[Given data]
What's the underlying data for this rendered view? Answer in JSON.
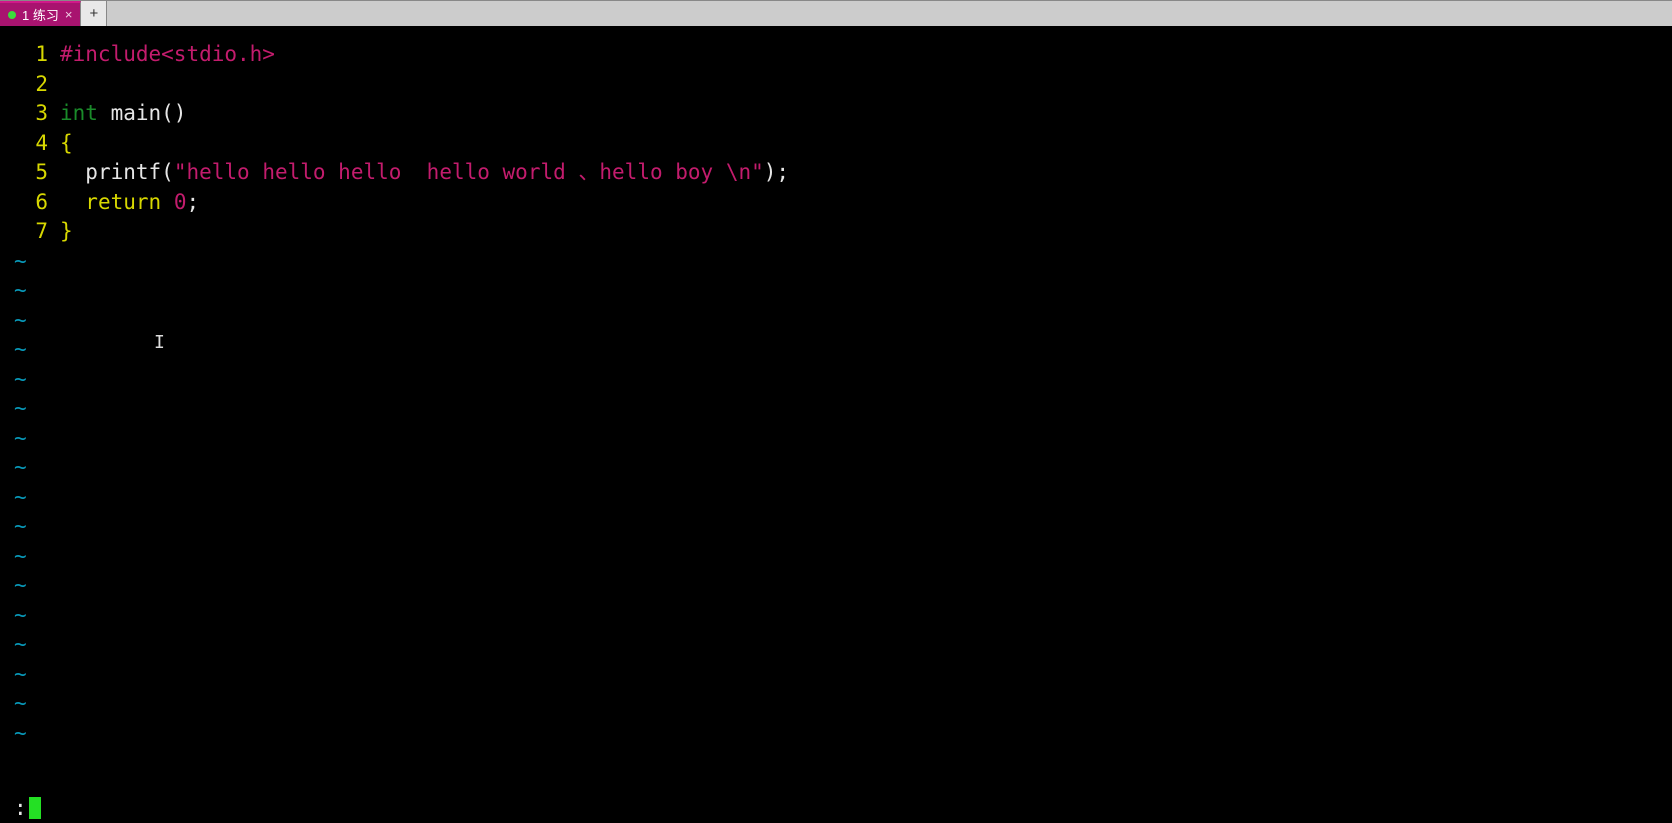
{
  "tabbar": {
    "active_tab_label": "1 练习",
    "new_tab_label": "+"
  },
  "editor": {
    "lines": [
      {
        "num": "1",
        "tokens": [
          {
            "cls": "c-preproc",
            "t": "#include"
          },
          {
            "cls": "c-header",
            "t": "<stdio.h>"
          }
        ]
      },
      {
        "num": "2",
        "tokens": []
      },
      {
        "num": "3",
        "tokens": [
          {
            "cls": "c-type",
            "t": "int"
          },
          {
            "cls": "c-ident",
            "t": " main"
          },
          {
            "cls": "c-punct",
            "t": "()"
          }
        ]
      },
      {
        "num": "4",
        "tokens": [
          {
            "cls": "c-brace",
            "t": "{"
          }
        ]
      },
      {
        "num": "5",
        "tokens": [
          {
            "cls": "c-punct",
            "t": "  "
          },
          {
            "cls": "c-ident",
            "t": "printf"
          },
          {
            "cls": "c-punct",
            "t": "("
          },
          {
            "cls": "c-string",
            "t": "\"hello hello hello  hello world "
          },
          {
            "cls": "c-comma",
            "t": "、"
          },
          {
            "cls": "c-string",
            "t": "hello boy "
          },
          {
            "cls": "c-string",
            "t": "\\n"
          },
          {
            "cls": "c-string",
            "t": "\""
          },
          {
            "cls": "c-punct",
            "t": ");"
          }
        ]
      },
      {
        "num": "6",
        "tokens": [
          {
            "cls": "c-punct",
            "t": "  "
          },
          {
            "cls": "c-keyword",
            "t": "return"
          },
          {
            "cls": "c-punct",
            "t": " "
          },
          {
            "cls": "c-number",
            "t": "0"
          },
          {
            "cls": "c-punct",
            "t": ";"
          }
        ]
      },
      {
        "num": "7",
        "tokens": [
          {
            "cls": "c-brace",
            "t": "}"
          }
        ]
      }
    ],
    "tilde_count": 17,
    "tilde_char": "~",
    "text_cursor_glyph": "I"
  },
  "cmdline": {
    "prompt": ":"
  }
}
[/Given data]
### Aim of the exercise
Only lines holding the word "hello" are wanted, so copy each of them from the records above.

### Result of the task
            "t": "\"hello hello hello  hello world "
            "t": "hello boy "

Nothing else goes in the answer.